Reading further, though, we find he also participated in a number of business activities, including ownership of the Terminal/Aggie Hotel. Apparently he, or members of his family, owned the building from the mid-‘60s to the later ‘70s.
A bit of information on that structure and its G Street setting is provided in the accompanying excerpt from p. 72 of Demolishing a Historic Hotel.
The Terminal/Aggie Hotel was a significant commercial/retail property in its time. Its relationship to this one-time owner prompts me to reflect that the owners of commercial properties in Davis have varied historically in two important ways.
One, a number of them have not lived in Davis or at least have had little involvement in Davis as an social entity.
Two, a number have owned and managed commercial properties as a sideline or even hobby rather than as a serious, full time occupational engagement.
If each of these two variables is thought of as having only two values we can speak of 1) local full-time owners, 2) local sideline owners, 3) out-of-town full time owners, and 4) out-of-town sideline owners.
I do not know in a systematic quantitative way how owners of Davis commercial property currently distribute across these four categories, or how this distribution may or may not have changed over the decades.

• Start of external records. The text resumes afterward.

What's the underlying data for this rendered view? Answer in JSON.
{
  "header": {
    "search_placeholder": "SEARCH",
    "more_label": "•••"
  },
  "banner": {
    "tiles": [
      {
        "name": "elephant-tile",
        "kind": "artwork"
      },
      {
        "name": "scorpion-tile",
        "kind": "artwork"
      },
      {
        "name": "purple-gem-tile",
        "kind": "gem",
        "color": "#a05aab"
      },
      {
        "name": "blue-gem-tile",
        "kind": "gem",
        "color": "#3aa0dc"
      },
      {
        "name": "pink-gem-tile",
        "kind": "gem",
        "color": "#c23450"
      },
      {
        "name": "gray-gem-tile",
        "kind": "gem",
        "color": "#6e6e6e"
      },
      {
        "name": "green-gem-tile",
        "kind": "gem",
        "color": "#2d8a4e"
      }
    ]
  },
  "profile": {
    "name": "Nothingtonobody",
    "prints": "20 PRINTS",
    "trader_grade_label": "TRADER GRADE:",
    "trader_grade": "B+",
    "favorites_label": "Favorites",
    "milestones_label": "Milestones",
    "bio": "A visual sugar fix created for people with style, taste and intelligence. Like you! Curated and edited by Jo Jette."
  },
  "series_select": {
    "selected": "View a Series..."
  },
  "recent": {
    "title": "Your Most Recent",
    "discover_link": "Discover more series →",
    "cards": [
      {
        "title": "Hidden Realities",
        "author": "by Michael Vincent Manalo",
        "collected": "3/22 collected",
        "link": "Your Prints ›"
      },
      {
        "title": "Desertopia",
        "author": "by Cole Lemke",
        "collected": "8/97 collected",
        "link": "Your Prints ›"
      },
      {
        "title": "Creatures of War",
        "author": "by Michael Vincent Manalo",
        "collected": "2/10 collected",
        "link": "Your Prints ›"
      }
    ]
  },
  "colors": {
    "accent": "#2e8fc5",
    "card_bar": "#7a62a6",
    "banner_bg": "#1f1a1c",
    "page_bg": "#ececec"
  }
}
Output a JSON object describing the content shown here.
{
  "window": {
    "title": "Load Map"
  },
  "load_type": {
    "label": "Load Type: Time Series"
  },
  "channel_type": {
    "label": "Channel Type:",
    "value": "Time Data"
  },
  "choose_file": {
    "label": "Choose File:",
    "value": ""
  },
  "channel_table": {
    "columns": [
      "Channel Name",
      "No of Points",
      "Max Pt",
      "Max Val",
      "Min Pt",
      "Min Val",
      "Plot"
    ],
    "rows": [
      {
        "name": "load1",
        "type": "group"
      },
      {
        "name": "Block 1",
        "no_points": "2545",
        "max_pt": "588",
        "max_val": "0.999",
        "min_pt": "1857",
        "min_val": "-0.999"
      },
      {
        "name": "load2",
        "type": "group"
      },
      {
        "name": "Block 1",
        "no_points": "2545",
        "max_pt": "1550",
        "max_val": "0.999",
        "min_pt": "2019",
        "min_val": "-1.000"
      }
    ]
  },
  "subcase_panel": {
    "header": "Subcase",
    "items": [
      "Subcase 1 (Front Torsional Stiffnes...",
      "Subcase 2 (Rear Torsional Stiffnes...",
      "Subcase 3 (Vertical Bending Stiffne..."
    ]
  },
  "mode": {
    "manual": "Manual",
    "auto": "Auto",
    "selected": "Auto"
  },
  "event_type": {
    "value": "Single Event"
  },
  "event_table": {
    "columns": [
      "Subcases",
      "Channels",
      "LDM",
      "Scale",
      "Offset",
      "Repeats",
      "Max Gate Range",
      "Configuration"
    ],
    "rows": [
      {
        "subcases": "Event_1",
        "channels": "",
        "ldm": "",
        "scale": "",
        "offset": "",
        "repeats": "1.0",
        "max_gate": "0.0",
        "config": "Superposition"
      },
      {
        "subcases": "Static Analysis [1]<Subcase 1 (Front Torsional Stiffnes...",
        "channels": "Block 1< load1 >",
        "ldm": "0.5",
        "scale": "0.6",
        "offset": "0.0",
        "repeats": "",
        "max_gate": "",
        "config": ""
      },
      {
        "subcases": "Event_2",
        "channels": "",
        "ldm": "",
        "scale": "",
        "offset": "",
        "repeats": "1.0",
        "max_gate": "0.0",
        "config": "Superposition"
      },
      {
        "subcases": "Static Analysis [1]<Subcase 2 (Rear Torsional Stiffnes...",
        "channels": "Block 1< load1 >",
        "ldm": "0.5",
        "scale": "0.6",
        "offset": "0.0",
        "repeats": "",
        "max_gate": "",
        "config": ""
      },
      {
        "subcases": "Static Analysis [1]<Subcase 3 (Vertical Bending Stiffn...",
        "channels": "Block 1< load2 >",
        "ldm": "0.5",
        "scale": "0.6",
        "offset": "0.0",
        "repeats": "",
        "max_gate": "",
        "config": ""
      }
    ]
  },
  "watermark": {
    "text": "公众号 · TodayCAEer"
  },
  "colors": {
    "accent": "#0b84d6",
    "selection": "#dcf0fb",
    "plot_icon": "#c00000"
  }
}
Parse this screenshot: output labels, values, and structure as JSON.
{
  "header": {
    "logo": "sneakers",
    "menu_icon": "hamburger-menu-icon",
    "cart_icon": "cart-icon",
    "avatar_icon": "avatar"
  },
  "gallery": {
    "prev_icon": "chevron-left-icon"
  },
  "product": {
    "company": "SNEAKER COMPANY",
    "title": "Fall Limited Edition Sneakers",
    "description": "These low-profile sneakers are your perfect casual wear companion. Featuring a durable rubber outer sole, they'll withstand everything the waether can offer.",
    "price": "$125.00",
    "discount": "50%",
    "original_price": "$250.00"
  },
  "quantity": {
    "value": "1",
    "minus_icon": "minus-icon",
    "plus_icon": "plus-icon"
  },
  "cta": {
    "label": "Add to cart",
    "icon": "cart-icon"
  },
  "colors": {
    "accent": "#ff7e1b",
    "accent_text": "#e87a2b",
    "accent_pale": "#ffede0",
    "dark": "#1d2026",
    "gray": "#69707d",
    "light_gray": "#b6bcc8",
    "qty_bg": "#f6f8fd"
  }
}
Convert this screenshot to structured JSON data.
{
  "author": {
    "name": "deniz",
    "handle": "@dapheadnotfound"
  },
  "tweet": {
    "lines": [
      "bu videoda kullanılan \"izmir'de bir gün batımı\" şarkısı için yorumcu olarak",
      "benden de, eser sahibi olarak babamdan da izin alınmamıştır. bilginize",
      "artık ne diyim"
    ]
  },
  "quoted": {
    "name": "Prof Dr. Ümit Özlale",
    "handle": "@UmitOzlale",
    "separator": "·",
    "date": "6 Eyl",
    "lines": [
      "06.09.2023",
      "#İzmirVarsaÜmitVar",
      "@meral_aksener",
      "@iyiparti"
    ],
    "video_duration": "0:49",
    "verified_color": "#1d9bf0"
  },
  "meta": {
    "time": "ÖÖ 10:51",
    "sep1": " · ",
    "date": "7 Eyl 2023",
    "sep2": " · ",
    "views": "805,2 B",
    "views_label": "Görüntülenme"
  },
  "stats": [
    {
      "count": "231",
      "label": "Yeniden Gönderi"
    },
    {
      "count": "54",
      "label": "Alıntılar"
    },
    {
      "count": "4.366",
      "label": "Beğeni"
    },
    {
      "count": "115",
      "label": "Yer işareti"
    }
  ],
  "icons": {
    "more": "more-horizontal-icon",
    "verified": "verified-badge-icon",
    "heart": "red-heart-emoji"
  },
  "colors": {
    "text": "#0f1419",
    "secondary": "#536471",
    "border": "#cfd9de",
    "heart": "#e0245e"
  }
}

But, my impression is that Davis has had--both at present and historically--a surprising (to me at least) number of commercial property owners who were or are out-of-towners or for whom ownership was a sideline, secondary, or retirement career occupation. Do these variations make a difference in the character of the properties?
|P. 72, Demolishing a Historical Hotel|